The story is simple: A woman wakes up, gets ready to go out. But Italian theater company Socìetas Raffaello Sanzio turns her routine into stark symbolism: The woman “wakes” out of a silicon cocoon; she pours perfume on a big, smoking-hot sword; she is beaten by men with pillows; she dances with a black woman in chains. The way artistic director Lane Czaplinski talks about Hey Girl!, it’s the show he’s been waiting for all year. (On the Boards, 100 W Roy St, 217-9888. 8 pm, $24. Jan 31–Feb 3.)


The Morning News

posted by on February 3 at 9:05 AM

Poll Position: Statistical dead heat between Clinton and Obama. Either Dem would cream Romney but would tie with McCain.

California: Obama catches up.

Cum on Feel Illinois: They’re lovin’ Obama and McCain.

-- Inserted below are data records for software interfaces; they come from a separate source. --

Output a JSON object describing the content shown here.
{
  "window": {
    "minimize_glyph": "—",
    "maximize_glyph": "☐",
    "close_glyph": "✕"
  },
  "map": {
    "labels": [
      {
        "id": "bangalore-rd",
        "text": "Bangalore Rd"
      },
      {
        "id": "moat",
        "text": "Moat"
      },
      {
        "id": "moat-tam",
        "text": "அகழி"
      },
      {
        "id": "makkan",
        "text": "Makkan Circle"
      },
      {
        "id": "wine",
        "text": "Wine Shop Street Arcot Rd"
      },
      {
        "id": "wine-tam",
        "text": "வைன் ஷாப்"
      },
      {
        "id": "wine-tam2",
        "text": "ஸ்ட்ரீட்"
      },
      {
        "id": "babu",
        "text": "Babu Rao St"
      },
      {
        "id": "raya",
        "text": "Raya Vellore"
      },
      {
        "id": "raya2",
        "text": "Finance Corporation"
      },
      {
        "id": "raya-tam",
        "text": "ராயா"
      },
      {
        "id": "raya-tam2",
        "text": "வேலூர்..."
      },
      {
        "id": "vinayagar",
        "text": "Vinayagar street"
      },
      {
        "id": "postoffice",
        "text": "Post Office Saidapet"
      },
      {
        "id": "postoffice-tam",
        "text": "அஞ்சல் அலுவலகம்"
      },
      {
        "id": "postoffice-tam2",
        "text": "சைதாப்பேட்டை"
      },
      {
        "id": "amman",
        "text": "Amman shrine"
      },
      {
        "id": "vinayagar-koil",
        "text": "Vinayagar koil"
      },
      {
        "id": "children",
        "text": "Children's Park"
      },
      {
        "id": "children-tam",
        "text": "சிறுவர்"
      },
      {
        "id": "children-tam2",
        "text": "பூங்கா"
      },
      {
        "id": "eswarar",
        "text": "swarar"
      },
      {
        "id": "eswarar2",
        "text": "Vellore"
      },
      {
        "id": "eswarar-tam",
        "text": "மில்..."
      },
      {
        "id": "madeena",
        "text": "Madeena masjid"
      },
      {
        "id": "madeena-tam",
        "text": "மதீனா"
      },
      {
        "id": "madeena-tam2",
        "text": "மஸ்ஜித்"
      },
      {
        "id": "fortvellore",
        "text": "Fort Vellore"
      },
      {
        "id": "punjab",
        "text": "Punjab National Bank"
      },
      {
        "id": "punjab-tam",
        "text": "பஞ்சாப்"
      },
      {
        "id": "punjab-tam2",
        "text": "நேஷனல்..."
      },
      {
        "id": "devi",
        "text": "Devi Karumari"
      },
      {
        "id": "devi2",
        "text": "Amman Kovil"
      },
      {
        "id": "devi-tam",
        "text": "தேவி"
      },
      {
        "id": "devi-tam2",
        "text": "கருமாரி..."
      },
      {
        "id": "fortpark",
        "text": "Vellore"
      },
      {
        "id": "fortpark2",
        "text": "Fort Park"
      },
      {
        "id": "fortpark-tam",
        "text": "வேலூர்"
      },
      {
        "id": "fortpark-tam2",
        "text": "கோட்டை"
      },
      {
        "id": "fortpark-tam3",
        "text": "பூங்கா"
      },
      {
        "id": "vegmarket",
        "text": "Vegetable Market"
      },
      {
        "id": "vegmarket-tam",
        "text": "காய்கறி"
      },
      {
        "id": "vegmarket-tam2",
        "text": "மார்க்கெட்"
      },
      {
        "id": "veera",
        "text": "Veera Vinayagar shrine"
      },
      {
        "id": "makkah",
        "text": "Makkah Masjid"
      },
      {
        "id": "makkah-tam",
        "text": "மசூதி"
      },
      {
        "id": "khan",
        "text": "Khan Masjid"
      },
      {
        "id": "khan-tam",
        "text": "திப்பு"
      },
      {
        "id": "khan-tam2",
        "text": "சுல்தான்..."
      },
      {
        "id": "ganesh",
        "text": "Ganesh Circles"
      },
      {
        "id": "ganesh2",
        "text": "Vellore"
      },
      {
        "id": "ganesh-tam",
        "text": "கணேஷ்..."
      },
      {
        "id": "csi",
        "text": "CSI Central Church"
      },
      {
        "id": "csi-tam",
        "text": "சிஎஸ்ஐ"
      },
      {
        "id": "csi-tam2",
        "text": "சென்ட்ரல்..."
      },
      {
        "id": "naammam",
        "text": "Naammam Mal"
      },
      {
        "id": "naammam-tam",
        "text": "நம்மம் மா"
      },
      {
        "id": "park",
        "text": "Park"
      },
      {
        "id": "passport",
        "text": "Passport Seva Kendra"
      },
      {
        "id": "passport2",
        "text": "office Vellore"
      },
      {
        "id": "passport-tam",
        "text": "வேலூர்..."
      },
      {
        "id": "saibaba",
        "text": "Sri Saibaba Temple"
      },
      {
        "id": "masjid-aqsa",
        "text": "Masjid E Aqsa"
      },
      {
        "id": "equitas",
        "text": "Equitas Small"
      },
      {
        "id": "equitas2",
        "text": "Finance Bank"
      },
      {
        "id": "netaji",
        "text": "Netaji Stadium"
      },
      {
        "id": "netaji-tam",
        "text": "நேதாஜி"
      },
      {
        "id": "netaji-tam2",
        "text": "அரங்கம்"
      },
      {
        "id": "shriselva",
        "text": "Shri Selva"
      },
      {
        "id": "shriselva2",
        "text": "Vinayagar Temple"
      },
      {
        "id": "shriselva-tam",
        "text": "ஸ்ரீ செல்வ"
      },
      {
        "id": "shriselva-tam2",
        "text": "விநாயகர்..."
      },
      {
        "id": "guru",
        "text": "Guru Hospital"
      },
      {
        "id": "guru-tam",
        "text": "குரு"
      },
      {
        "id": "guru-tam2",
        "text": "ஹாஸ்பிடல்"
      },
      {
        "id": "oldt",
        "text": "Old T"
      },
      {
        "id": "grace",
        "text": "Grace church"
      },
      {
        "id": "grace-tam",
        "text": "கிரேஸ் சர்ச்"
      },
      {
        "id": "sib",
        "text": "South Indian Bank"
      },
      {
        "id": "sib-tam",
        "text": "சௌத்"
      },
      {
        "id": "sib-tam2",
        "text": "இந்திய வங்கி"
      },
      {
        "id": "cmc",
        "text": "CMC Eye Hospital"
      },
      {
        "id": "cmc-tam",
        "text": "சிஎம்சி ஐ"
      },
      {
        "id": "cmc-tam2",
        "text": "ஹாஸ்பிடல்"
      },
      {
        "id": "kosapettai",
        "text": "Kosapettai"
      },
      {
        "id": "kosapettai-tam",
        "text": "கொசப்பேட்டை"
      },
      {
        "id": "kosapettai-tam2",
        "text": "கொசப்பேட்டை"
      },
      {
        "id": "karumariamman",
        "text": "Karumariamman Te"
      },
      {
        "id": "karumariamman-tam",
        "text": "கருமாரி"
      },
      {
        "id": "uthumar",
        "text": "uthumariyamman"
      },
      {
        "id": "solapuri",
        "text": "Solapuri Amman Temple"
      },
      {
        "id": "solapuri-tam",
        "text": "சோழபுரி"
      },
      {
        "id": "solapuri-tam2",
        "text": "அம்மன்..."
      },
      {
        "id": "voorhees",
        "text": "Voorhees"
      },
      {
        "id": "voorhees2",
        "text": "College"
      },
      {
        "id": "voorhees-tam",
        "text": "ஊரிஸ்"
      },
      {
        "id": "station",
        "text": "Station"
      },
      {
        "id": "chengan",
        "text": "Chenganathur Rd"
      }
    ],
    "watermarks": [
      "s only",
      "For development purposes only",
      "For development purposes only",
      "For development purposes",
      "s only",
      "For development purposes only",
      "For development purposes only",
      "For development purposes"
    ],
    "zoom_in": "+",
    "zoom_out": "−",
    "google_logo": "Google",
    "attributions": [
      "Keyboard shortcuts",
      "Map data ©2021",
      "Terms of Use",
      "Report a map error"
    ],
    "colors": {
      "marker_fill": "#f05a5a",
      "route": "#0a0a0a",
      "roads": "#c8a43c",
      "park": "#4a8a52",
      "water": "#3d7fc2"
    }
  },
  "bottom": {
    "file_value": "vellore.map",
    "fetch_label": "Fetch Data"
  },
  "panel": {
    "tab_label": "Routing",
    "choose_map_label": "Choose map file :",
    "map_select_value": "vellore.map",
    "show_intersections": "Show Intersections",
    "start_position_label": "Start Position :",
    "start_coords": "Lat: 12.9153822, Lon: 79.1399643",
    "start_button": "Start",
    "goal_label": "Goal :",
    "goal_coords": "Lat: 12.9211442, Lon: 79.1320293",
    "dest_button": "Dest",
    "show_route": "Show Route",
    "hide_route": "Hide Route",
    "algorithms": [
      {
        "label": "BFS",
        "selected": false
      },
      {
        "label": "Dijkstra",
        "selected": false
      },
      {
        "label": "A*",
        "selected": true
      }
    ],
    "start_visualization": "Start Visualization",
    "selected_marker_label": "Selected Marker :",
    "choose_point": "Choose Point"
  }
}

Cum on Fear Illinois: Suspect on the loose after murdering five women near Chicago yesterday.

Great White Neighbors: Canadians heard in lax immigration court.

Satterberg: Tries to block record requests.

Fat Lip: Food manufacturers, grocery-store managers, and restaurant operators to blame for obesity?

French First Couple: Hot.

South Seattle Schools: Not.

51 Seized Pups: Judge says sell ‘em.

Duopoly? Micrsoft bids for Yahoo! to give Google the finger.

Hanging Chad: Global aid in the balance as rebels charge troops.

Food for Thought: FDA “barely hanging on by its fingertips.”

For Life: Volvo recalls 82,000 cars that may stall at inopportune moments.

All Are Bored, America: Stuck in the mountains on Amtrak.

Happy Thuper-duper Bowl, pigskin lovers!


Behind the Cockpit Door

posted by on February 3 at 8:37 AM


An investigation has been launched after a video of a topless French air stewardess performing a sexy striptease for the captain while the plane was flying was leaked on to the internet. Despite the plane being in the air - and with several hundred passengers presumably blissfully unaware of what is going on - the sexy cabin attendant removes her bra and lets the captain and co-pilot get hands on.

I would assume that this kind of thing happens all the time—piloting a commercial jet is like being a bus driver on a robot bus. But why people anyone would allow themselves to be filmed in this situation is beyond me.

Oh, no wait, I remember why they do it: They’re idiots. All the better for us.

The Daily Mail has more info, and photos with captions like, “holding pattern, in-flight entertainment, and get ready for takeoff.